Let's play the word association game!
I say, Greg Zanon. You might answer, "tough," "freaky red facial hair," "gritty," or "the Dikembe Mutombo of hockey."
All would be accepted.
The red-bearded Zanon won the hearts of Wild fans last year because of his willingness to throw himself in the flight path of slap shots that would be followed by a bright red laser if there was still such a thing as the FoxTrax glow puck. Night after night, he'd put his body in position to thwart the opposition.
Answering with the words "offense," "power play specialist," or "the best offensive defenseman in the Central Collegiate Hockey Association" would probably get you mocked, unless you're playing the word association game with fans of the Nebraska-Omaha Mavericks (not likely in these parts).
At the turn of the millennium, those words actually described Zanon perfectly. Yeah, that guy pictured on the left had crazy hair, and crazy offensive touch. In his four seasons as a Maverick, he was an offensive force from the blue line. He put up at least 25 points all four years, and he notched 12 goals during his sophomore campaign.
Like so many offensive-minded blueliners, Zanon found the scoring a lot tougher to come by once he reached the professional ranks. He also found himself at a crossroads as a Milwaukee Admiral in the American Hockey League. His assistant coach at the time wanted to help him. Their stories were similar, and the assistant coach could relate to the struggles Zanon was going through. It was Todd Richards.
"He and I had a conversation one day about his game," remembered Richards. "He was struggling, and didn't know which road to go down. In college, he was playing 30 minutes a game. He was playing power play minutes, penalty killing. He was doing everything. When you get up to the pro level, you're trying to find your niche or your road to the NHL. I think Greg found that road, and obviously turned himself into a solid, solid NHL player."
Perhaps Richards had this advice at the ready because he never tried switching styles during his playing days.
"I didn't want to change, and I was an offensive player and I was a minor league player," admitted Richards. "Maybe if I had changed my game a little bit, I could have been an NHL player."
Zanon remembers the conversation well, and he says it started his transformation into the player he has become today.
"Todd was giving me helpful points on having to make a decision," recalled Zanon. "I was at a point where I was on a team that had five offensive guys. Todd and (Admirals head coach) Claude Noel helped me along on a path to where I could play every night."
They worked with him after practice for five to 10 minutes every day to teach him more about the defensive zone, and where to put himself positionally. Zanon had to fight a battle in his mind about what he did his whole life versus what he was being told would make him into an NHL player.
"I was an offensive guy since I could remember," said Zanon. "But I realized you've got to put your career ahead of what you know. You've got to figure out how to stay, and it took me a half a season of working after practice to figure it out."

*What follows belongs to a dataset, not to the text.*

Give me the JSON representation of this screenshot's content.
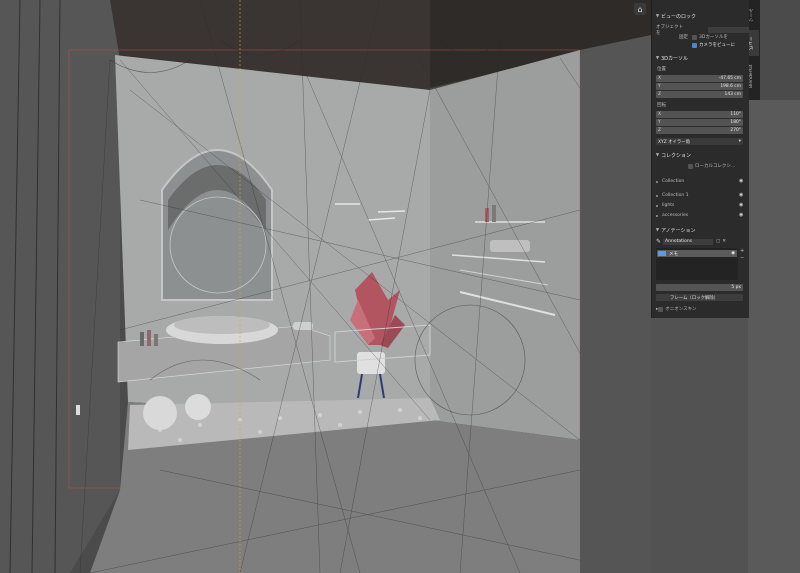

Hockey is littered with players who stood head and shoulders above their teammates and competition in the amateur ranks, but couldn't adjust when points were tougher to come by. Zanon pointed at two of his teammates - Eric Nystrom and Kyle Brodziak
- who were offensive players, but realized they had to adjust to earn their NHL stripes.
"You could field every team with all offensive guys," he said. "But everyone has to play a role, and adapt to those roles."
Now in training camp, Zanon is watching as young guys like Nate Prosser
, Marco Scandella
and Maxim Noreau fighting for spots. All three of those players put up points in previous years, but they'll quickly find out it's a lot tougher at the NHL level.
"The biggest piece of advice I try to give to people is to be open-minded," said Zanon, who is never one to shy away from talking to a young player, or really anybody within earshot. It's another trait that Richards admires in his sturdy defenseman.
"He's a warrior, and a consistent performer," said Richards. "But one thing people don't talk about is his leadership. He's constantly talking on the bench, encouraging guys and saying the right things."
That was something Richards didn't have to teach. Zanon had that skill in college, and pretty much every year before that.
"I'm just loud," he chuckled. "I've always been a loud kid, playing catcher in baseball. But coaches preach communication and I think it's a big help when players communicate out there. You can't see all the ice all of the time, so when people are talking, it makes the game a lot easier if you're loud."
If you said "loud," that answer will also be accepted.